The subtler depressions in the main part of the cemetery often contained long grass and leaves. While we found headstones accompanying some of these depressions, many did not have a headstone or permanent grave marker. These unmarked depressions did not, however, represent the full extent of the many unmarked graves in Rendville’s cemetery.  We learned that many people were unable to place a headstone or permanent grave marker by their loved ones who otherwise had a proper burial. While we discovered two homemade headstones (for Clyde A. Smithers and Junuas/John Harris), many remain unmarked and invisible in the landscape, known only to the family and friends present at the burial.

Experiencing the Cemetery:
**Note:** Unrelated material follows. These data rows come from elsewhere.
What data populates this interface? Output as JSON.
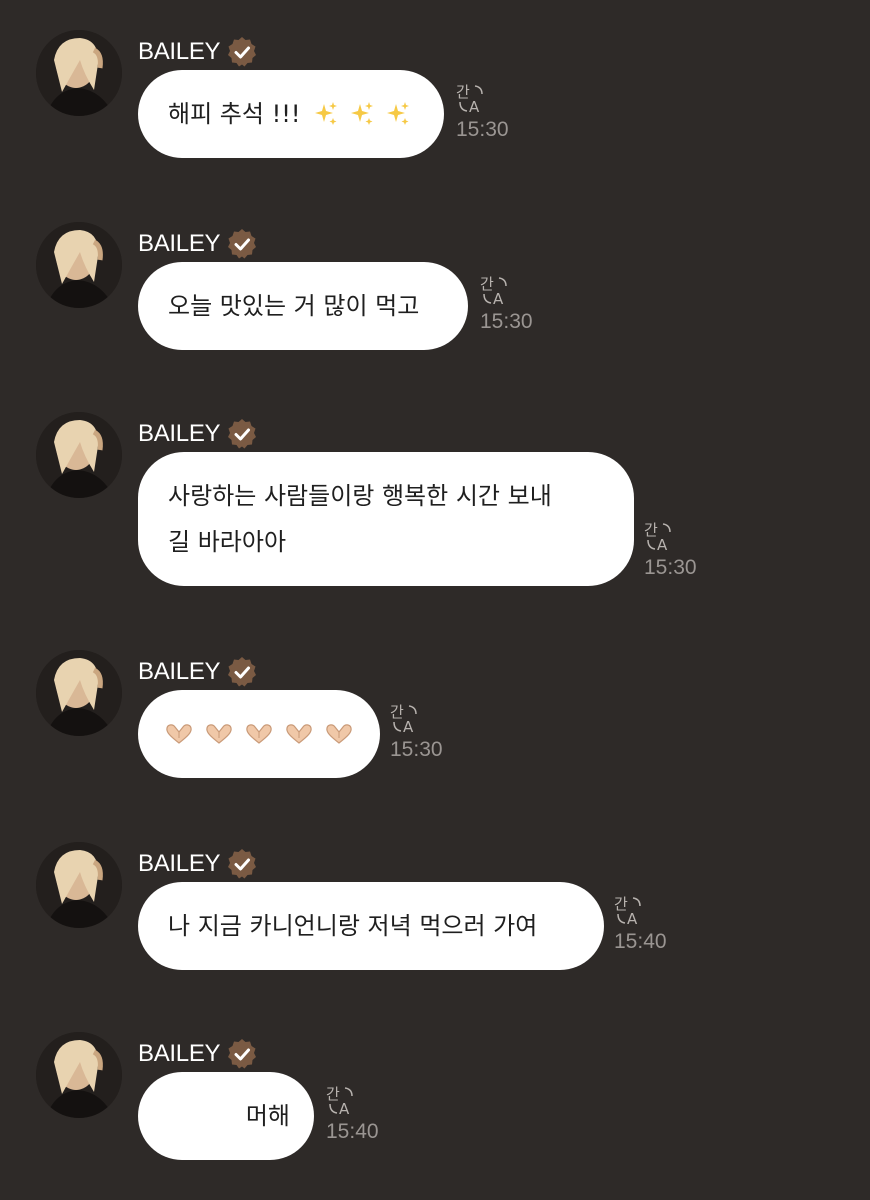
{
  "sender": "BAILEY",
  "colors": {
    "background": "#2e2a28",
    "bubble": "#ffffff",
    "badge": "#7a5a43",
    "timestamp": "#9a9592"
  },
  "icons": {
    "verified": "verified-badge-icon",
    "translate": "translate-icon",
    "sparkles": "sparkles-emoji",
    "heart_hands": "heart-hands-emoji"
  },
  "messages": [
    {
      "text": "해피 추석 !!!",
      "emoji": "sparkles",
      "emoji_count": 3,
      "time": "15:30"
    },
    {
      "text": "오늘 맛있는 거 많이 먹고",
      "time": "15:30"
    },
    {
      "text": "사랑하는 사람들이랑 행복한 시간 보내\n길 바라아아",
      "time": "15:30"
    },
    {
      "text": "",
      "emoji": "heart_hands",
      "emoji_count": 5,
      "time": "15:30"
    },
    {
      "text": "나 지금 카니언니랑 저녁 먹으러 가여",
      "time": "15:40"
    },
    {
      "text": "머해",
      "time": "15:40"
    }
  ]
}
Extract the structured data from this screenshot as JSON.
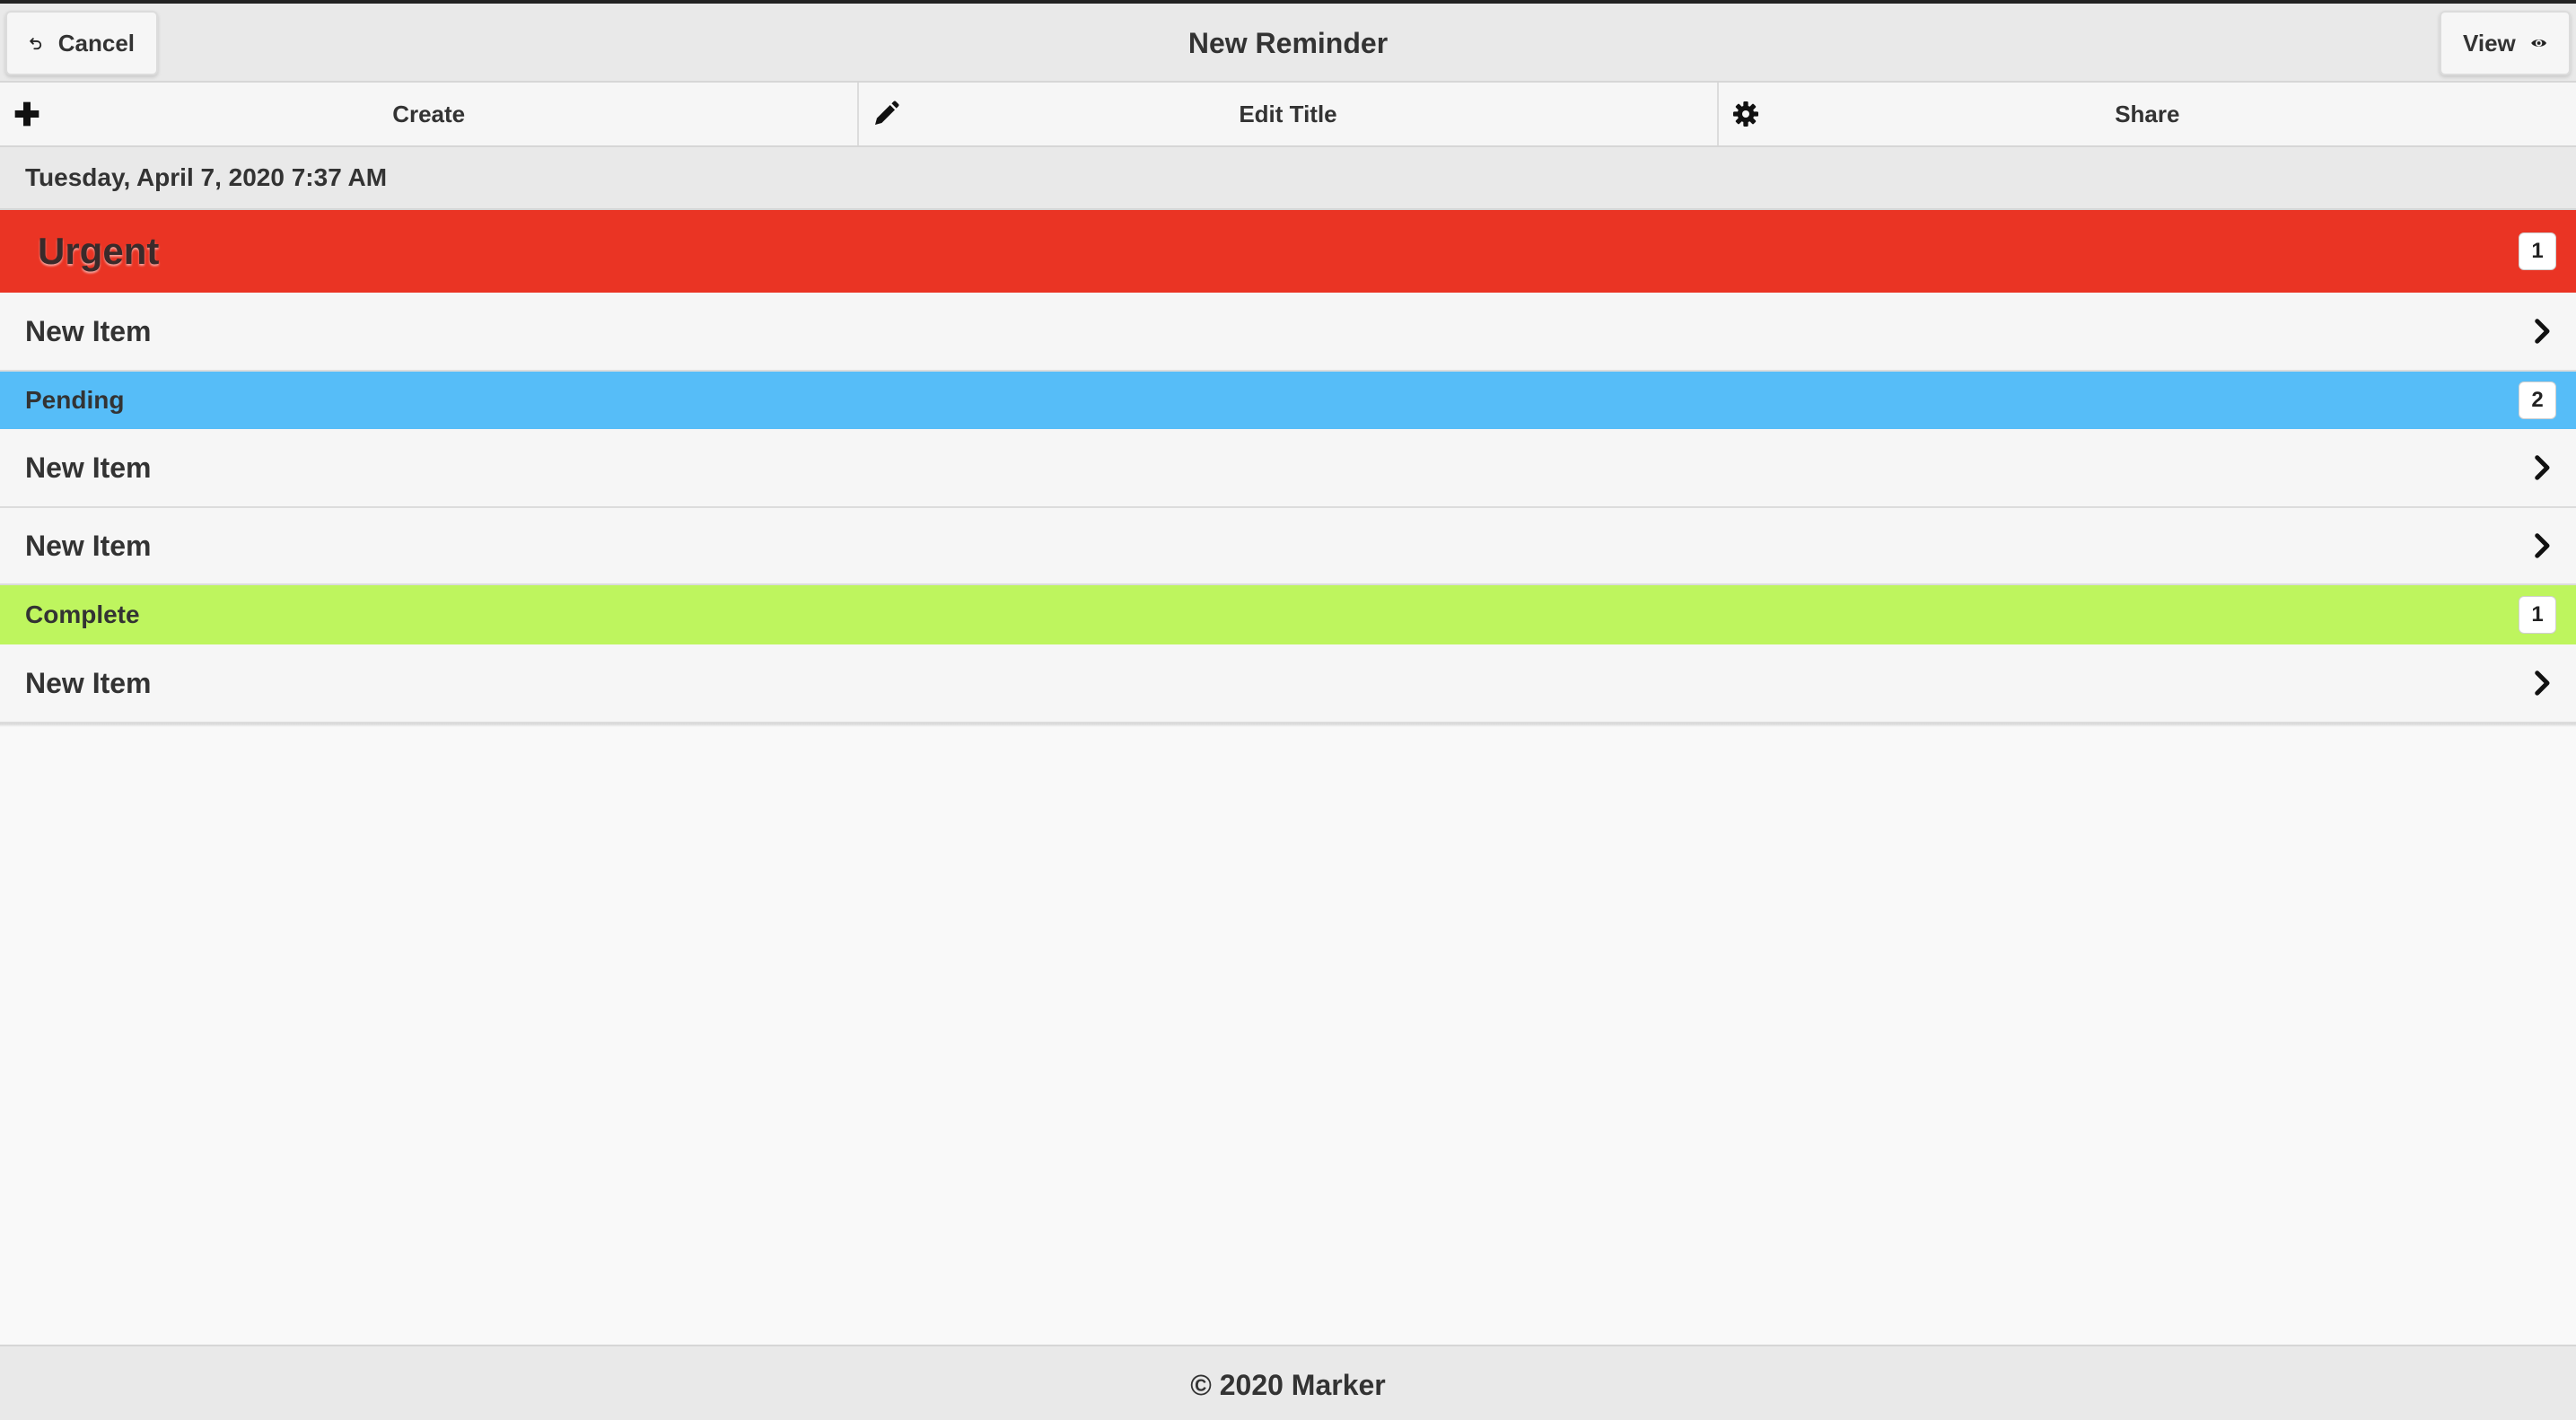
{
  "header": {
    "title": "New Reminder",
    "cancel_label": "Cancel",
    "cancel_icon": "undo-icon",
    "view_label": "View",
    "view_icon": "eye-icon"
  },
  "navbar": {
    "items": [
      {
        "label": "Create",
        "icon": "plus-icon"
      },
      {
        "label": "Edit Title",
        "icon": "pencil-icon"
      },
      {
        "label": "Share",
        "icon": "gear-icon"
      }
    ]
  },
  "date_label": "Tuesday, April 7, 2020 7:37 AM",
  "groups": [
    {
      "label": "Urgent",
      "count": "1",
      "color": "#ea3424",
      "items": [
        {
          "label": "New Item"
        }
      ]
    },
    {
      "label": "Pending",
      "count": "2",
      "color": "#56bdf8",
      "items": [
        {
          "label": "New Item"
        },
        {
          "label": "New Item"
        }
      ]
    },
    {
      "label": "Complete",
      "count": "1",
      "color": "#bef55e",
      "items": [
        {
          "label": "New Item"
        }
      ]
    }
  ],
  "footer": {
    "text": "© 2020 Marker"
  }
}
Throughout the week we heard many stories of people visiting the cemetery alone or in small groups to meditate, reflect, and reconnect with their history. Those that visited the cemetery with these intentions often visited family members, kin, and friends buried in the cemetery. Many indicated that the serene environment also provided them a place to remember Rendville’s history as well as their place within it. During our fieldwork, we found the cemetery a peaceful place to reflect on Rendville’s history, as well as enjoy the natural beauty of southern Perry County. Daily choruses of birds and vibrant yellow daffodils routinely brightened our day:


We also learned that the annual Memorial Day and Decoration Day festivities served as a moment for communal gathering and reflection. The Veterans Association would come and place flags on the graves of service members, blow taps, and even give a twenty-one gun salute. Many family members of the veterans would also attend, once again lining the main street with cars. Along with Emancipation Day in the fall, these events allow Rendville’s former residents to connect with one another and honor the special community that existed in the town.

The cemetery also draws casual visitors for other reasons. We learned that until very recently cell phone service in Rendville had been spotty, and the cemetery hill was frequented for its strong and consistent cell service. Despite these recent improvements, we still observed several drivers park their cars in the small turnaround on the cemetery’s Northeast corner to make a phone call or use wireless data. Although they often had to compete with utility trucks and workers, who were working on the power and phone lines throughout the week.

Visions for the Future:

Throughout the week many individuals expressed an interest in starting projects that would illuminate the cemetery’s legacy for future generations. Many expressed interest in creating a physical memorial for those who did not have headstones and former residents who were not buried in the cemetery. Ideas for this memorial often doubled as necessary improvements to the cemetery, including proposals for a memorial walkway, bench, or wall near the front of the cemetery. Others proposed creating plaques, maps, and other informational materials that would mark important figures and sites of interest in the cemetery.  Harry Ivory explained that these projects play an important and urgent role in preserving Rendville’s history, and passing on its legacy to future generations:


Some suggested projects focused on more immediate and practical improvements to the cemetery. These projects included: adding a fence to clearly mark the cemetery’s boundaries; restore and preserve the older and deteriorating headstones; and negotiate for better and more careful lawn maintenance services. Brent Bailey added that preservation efforts should include projects that improve the infrastructure, quality of life, and community in Rendville. He explained that while the cemetery defines Rendville’s enduring historical legacy, plans for the town’s development and improvement will play an equally active role in its future: